## Goal of the exercise
Below are the records; copy each line in them that holds the word "Recientes".

Interface dataset entries
#####

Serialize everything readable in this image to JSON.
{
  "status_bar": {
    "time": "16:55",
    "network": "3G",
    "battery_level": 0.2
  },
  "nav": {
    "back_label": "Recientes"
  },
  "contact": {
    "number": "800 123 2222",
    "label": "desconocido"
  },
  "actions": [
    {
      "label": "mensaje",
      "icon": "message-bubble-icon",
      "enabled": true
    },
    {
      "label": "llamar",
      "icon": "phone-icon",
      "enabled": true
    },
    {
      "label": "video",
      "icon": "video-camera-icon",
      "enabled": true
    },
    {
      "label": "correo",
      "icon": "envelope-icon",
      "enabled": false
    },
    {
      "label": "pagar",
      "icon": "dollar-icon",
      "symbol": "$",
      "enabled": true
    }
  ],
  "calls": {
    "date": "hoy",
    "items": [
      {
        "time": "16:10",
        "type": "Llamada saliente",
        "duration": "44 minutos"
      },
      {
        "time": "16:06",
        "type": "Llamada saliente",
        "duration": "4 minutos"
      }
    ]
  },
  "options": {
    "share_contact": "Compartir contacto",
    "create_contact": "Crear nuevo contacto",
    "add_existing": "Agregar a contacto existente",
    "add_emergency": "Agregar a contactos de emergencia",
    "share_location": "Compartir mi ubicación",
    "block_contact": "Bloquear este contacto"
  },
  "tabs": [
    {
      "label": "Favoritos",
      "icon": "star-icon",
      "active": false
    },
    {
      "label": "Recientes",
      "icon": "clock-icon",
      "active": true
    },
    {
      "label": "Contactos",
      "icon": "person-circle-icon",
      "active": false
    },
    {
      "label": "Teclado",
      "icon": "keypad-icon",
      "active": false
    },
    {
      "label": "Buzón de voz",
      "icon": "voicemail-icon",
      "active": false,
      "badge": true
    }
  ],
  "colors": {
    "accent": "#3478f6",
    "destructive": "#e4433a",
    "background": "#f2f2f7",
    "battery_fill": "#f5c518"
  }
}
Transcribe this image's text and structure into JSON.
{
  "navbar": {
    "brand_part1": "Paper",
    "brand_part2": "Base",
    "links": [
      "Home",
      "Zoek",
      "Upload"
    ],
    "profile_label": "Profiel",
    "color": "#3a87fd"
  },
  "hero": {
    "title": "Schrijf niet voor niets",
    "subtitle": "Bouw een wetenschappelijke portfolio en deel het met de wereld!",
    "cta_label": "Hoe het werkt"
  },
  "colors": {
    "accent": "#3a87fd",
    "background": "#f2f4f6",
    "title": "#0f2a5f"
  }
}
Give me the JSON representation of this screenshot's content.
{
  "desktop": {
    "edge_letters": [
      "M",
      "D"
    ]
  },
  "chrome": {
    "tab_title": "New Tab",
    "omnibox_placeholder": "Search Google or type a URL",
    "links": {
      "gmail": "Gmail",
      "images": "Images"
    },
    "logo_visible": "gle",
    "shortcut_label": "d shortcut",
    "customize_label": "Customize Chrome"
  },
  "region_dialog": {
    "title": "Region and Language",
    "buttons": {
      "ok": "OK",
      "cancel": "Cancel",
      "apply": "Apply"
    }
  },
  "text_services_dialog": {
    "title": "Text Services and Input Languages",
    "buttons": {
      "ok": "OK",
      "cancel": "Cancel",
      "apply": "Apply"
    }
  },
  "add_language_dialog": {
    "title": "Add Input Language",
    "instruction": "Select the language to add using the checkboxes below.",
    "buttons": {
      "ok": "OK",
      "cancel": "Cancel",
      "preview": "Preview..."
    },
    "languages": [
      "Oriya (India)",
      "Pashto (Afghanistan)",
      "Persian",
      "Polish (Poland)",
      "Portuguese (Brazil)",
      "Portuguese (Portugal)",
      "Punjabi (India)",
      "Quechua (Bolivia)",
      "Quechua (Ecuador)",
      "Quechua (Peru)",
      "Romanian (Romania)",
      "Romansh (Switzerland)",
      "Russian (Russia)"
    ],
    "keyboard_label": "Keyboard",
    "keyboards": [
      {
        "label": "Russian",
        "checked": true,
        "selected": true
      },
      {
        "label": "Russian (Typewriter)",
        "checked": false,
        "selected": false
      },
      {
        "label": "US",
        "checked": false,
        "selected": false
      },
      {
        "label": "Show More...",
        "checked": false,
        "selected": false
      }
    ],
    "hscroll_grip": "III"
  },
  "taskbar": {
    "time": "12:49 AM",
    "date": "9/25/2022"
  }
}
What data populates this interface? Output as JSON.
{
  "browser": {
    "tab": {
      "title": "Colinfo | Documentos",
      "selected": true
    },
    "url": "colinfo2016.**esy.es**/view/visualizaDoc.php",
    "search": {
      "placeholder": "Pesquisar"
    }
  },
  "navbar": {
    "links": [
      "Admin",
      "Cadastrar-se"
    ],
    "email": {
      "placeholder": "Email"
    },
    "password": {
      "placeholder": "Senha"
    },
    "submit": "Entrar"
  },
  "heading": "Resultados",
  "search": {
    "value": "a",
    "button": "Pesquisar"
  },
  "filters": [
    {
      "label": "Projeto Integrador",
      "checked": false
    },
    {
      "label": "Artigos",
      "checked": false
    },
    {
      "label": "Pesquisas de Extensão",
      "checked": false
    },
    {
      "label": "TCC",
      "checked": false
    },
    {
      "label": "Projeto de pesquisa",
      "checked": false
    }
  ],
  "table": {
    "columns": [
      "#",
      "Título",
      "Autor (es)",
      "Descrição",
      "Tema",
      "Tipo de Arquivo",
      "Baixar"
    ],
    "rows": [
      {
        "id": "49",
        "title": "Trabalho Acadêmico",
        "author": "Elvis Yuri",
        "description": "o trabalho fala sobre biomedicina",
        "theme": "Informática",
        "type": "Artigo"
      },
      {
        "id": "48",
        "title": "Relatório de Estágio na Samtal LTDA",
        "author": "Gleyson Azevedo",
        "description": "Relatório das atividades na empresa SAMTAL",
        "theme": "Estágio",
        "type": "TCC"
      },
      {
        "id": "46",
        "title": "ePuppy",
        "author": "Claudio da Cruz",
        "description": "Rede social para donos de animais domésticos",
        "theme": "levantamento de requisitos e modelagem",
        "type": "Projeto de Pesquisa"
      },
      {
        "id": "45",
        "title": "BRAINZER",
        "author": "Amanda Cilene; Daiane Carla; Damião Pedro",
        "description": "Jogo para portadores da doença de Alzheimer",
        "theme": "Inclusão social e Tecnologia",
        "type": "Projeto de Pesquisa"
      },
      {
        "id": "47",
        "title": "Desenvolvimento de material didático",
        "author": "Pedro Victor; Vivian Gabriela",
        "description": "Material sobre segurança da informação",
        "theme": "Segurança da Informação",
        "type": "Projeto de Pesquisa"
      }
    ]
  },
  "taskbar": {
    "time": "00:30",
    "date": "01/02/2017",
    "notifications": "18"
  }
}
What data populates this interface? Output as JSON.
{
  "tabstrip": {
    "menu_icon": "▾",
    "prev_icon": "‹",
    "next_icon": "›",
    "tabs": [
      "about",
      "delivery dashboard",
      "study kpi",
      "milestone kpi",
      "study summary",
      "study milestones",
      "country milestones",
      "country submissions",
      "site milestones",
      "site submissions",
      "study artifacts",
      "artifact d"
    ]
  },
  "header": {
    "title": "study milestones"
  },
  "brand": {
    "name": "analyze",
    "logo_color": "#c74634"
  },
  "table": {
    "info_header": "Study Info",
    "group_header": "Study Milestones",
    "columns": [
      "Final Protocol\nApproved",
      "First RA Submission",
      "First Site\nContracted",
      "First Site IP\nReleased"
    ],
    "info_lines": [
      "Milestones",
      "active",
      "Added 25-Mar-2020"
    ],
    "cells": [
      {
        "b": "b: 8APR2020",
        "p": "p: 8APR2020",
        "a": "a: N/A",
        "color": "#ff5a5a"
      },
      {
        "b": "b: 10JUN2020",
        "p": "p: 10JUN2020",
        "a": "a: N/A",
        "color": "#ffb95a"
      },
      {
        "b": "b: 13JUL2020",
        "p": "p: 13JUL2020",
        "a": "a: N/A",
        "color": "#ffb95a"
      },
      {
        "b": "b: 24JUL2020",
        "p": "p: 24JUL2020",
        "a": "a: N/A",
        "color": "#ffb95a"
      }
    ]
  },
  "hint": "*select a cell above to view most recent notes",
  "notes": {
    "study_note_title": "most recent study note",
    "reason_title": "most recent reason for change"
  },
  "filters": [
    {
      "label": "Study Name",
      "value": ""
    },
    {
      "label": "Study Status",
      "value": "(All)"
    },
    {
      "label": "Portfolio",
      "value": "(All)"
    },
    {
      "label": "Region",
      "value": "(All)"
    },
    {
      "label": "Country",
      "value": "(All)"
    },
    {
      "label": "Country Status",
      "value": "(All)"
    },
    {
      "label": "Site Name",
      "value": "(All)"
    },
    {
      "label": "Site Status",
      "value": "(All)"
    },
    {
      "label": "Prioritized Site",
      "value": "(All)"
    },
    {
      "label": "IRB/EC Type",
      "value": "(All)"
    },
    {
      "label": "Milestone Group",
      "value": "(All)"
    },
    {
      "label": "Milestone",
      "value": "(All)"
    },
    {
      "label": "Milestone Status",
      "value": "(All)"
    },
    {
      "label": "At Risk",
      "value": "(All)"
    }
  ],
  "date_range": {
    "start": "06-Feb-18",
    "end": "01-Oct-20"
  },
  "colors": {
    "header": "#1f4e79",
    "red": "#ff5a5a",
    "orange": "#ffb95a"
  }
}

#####

## Solution for this task
    "back_label": "Recientes"
      "label": "Recientes",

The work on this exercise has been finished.